§ **TASK DETAILS**:
Exact copies of all the lines below are required.

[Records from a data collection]
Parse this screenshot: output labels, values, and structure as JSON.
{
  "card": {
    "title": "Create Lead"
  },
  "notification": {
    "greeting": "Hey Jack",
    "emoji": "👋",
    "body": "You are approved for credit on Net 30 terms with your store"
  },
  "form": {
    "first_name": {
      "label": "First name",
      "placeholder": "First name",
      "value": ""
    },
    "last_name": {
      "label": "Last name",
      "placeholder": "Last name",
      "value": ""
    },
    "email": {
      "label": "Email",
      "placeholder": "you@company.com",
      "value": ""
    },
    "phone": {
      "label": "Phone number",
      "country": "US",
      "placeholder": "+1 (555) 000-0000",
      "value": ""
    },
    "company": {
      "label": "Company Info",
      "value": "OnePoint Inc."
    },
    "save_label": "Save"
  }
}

§ **EXPECTED ANSWER**:
Parse this screenshot: output labels, values, and structure as JSON.
{
  "card": {
    "title": "Create Lead"
  },
  "notification": {
    "greeting": "Hey Jack",
    "emoji": "👋",
    "body": "You are approved for credit on Net 30 terms with your store"
  },
  "form": {
    "first_name": {
      "label": "First name",
      "placeholder": "First name",
      "value": ""
    },
    "last_name": {
      "label": "Last name",
      "placeholder": "Last name",
      "value": ""
    },
    "email": {
      "label": "Email",
      "placeholder": "you@company.com",
      "value": ""
    },
    "phone": {
      "label": "Phone number",
      "country": "US",
      "placeholder": "+1 (555) 000-0000",
      "value": ""
    },
    "company": {
      "label": "Company Info",
      "value": "OnePoint Inc."
    },
    "save_label": "Save"
  }
}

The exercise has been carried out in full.